NBN Co has backed down to pressure from Australia’s telecommunications industry over its calculation of credit relief on the back of the recent COVID-19 outbreaks.
From 1 October 2021 until 31 December 2021, NBN Co will now calculate COVID credit relief for additional data use above a 25 per cent Compound Annual Growth Rate (CAGR) by comparing each retail service provider’s (RSP) ongoing monthly data utilisation against their use in May 2021.
The announcement by NBN Co follows a recent open letter sent by five of Australia’s biggest telcos calling for May to be used as a baseline, ahead of the first outbreaks and lockdowns in June.
NBN Co said it would apply its revised COVID-19 relief credit each calendar month from 1 October 2021 to 31 December 2021, with credit to internet retailers calculated in arrears.
If lockdowns persist, the broadband builder said it would extend the relief measures into 2022.
In addition, NBN Co said it would credit internet retailers 50 per cent of the wholesale overage charge for any additional data use above the 25 per cent CAGR. This will be credited to internet retailers at a rate of $4 per Mbps, rather than the usual charge of $8 per Mbps.
The open letter, sent by the bosses of Telstra, Optus, TPG Telecom, Aussie Broadband and Vocus to NBN Co CEO Stephen Rue, originally demanded alterations to the builder's $5.2 million relief package in response to the Delta variant outbreaks and ensuing lockdowns starting in June.
The letter, which was also sent to federal communications minister Paul Fletcher, called on NBN Co “to meet its social obligation to all Australians and retrospectively” by adjusting its current and much-maligned COVID relief program.
NBN Co also hit back at comments made by Vocus at the time whereby CEO Kevin Russell said the broadband builder was “profiteering” from the lockdowns.

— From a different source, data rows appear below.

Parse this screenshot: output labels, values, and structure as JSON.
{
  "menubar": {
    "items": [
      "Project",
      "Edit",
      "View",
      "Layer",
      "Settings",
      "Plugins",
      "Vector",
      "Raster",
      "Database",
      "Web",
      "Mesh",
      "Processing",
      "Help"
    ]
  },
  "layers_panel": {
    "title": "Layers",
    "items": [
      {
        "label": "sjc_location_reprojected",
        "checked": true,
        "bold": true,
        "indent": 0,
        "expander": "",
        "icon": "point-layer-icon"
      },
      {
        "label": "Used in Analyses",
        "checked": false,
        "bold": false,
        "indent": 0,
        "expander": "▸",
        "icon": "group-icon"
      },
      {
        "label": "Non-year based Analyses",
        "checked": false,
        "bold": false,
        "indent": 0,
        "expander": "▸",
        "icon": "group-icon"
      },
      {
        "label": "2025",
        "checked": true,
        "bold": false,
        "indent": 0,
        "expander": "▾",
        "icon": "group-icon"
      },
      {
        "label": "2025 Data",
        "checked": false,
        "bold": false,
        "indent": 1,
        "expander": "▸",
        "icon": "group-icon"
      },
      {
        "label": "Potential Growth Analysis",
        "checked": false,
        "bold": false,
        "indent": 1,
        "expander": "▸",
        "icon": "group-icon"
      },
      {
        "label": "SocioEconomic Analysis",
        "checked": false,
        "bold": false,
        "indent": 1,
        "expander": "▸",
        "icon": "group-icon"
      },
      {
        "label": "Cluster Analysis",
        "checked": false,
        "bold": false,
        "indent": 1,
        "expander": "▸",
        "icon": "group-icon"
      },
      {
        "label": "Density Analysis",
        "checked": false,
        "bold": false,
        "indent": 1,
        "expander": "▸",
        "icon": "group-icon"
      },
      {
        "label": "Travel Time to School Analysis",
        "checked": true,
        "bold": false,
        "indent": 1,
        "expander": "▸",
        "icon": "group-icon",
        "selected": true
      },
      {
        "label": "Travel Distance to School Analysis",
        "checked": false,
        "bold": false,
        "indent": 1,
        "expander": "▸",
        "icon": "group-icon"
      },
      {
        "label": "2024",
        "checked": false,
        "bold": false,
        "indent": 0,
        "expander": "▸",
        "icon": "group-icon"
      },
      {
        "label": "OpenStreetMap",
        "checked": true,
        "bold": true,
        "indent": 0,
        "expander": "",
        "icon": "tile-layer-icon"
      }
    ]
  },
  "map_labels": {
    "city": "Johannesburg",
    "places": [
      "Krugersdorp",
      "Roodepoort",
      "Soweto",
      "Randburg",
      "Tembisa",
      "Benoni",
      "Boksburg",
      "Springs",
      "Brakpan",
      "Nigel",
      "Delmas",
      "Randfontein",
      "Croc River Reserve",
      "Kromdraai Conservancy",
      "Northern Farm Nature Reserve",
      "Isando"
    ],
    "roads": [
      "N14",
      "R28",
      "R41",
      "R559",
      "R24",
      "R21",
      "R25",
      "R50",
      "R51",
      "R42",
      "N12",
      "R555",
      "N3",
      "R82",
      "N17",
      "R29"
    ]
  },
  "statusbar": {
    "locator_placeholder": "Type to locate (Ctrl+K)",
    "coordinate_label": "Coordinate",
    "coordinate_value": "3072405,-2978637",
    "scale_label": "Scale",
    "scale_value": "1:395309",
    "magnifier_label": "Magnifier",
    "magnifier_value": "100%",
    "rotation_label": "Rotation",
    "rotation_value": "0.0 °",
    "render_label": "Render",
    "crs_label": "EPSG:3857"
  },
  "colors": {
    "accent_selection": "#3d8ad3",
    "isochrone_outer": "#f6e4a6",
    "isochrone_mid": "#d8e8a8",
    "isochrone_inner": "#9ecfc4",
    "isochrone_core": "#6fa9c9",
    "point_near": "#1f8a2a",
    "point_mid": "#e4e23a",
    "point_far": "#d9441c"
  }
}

“To suggest NBN Co is somehow ‘profiting from COVID’ is incorrect and completely counter to the facts,” NBN Co said in a statement.
“Far from profiteering, NBN Co’s net revenue reduction and additional capacity-related network investment has cost the company more than $100 million in the support we have provided to internet retailers to enable them to provide Australian households more data than ever before during COVID.”
A company spokesperson also said that it is “unfair and unrealistic to expect Australian taxpayers to offer additional subsidies beyond what is already in place to support and underpin the profits of retailers”.